He moved to the National Institute of Arthritis and Musculoskeletal and Skin Diseases (NIAMS) in 1994 as Chief of the Lymphocyte Cell Biology Section of the Arthritis and Rheumatism Branch. He was appointed Chief of the Molecular Immunology and Inflammation Branch in 2002, and became Scientific Director and Director of the NIAMS Intramural Research Program in 2005.

Dr O'Shea has served on the editorial boards of multiple journals, including: Immunity, Journal of Experimental Medicine, Journal of Biological Chemistry, Journal of Immunology, and Blood. He has been an invited lecturer at numerous universities and international meetings in the U.S., Canada, Europe and Asia.

Dr O'Shea has authored more than 225 articles. His area of scientific interest is cytokine signal transduction, dissecting the role of Jaks and Stats family transcription in immunoregulation. Dr O'Shea and his colleagues cloned the tyrosine kinase, JAK3, and demonstrated its role in pathogenesis of severe combined immunodeficiency.

Prof. John J. O'Shea (Bio)
30:24 10
Kinase targeting in rheumatoid arthritis: Clinical data overview
Professor Iain B. McInnes image
Professor Iain B. McInnes

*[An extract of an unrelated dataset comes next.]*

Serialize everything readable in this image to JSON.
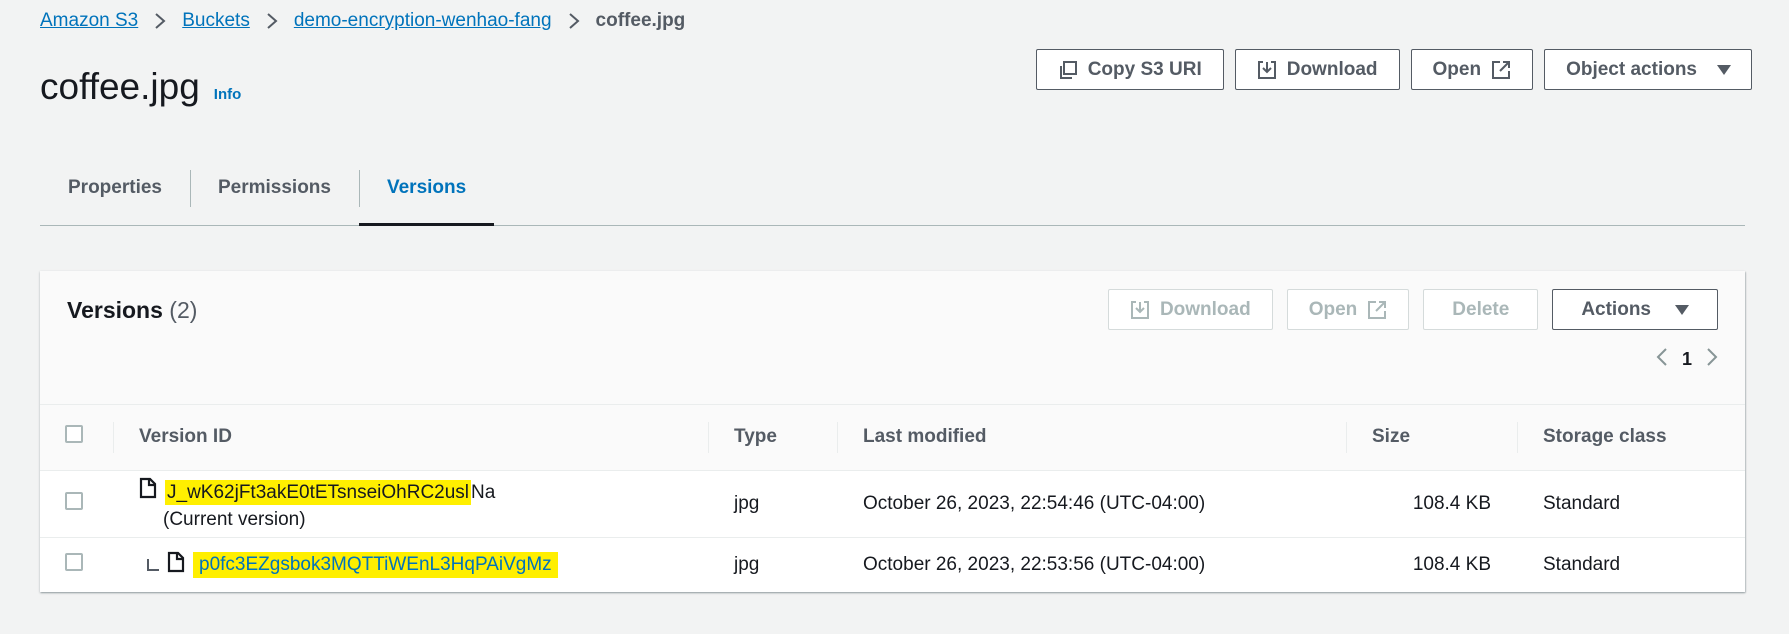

Muirhead Professor of Medicine, Director of the Institute of Infection, Immunity and Inflammation,
University of Glasgow, UK

Professor Iain McInnes studied medicine at the University of Glasgow and graduated with honours in 1989 before training in internal medicine and rheumatology. He completed his membership of the Royal College of Physicians (MRCP) in 1992 and became a fellow (FRCP) in 2003. He completed his PhD and post-doctoral studies via fellowships from the Wellcome Trust, the Arthritis Research Campaign (ARC, UK) and the National Institute of Health (NIH) Fogarty Fellowship Programme in both Glasgow and Bethesda, Maryland, USA.

Professor McInnes’ research interests include understanding the role of cytokines in inflammatory synovitis. He leads a trials unit specialising in the use of biologic agents in early clinical trials in inflammatory arthritis. Professor McInnes has published widely in the areas of immunobiology and rheumatology, and he is Associate Editor of Annals of Rheumatic Diseases and a member of the executive Editorial Board of the European Journal of Immunology. His work, together with that of his colleagues at the University of Glasgow, has been widely recognised and has received many prizes and lectureships including the Michael Mason Prize 2001 from the British Society for Rheumatology, the Albrecht Hasinger Lectureship 2002, the Nana Svartz Lectureship 2008, and the Dunlop Dotteridge Lectureship for the Canadian Rheumatology Association in 2010. He gave the British Society of Rheumatology (BSR) Droitwich Lecture in 2012, and the Gerald Weissmann Lecture in Rheumatology in New York in 2013. A previous Chairman of The European League Against Rheumatism (EULAR) Scientific Committee, he is now Liaison Officer to the American College of Rheumatology for EULAR. He was elected a fellow of the Royal Society of Edinburgh in 2008, and in 2012 was elected as a Fellow of the Academy of Medical Sciences.

Prof. Iain B. McInnes (Bio)
35:09 10
Evaluation 4

Date of preparation: April 2014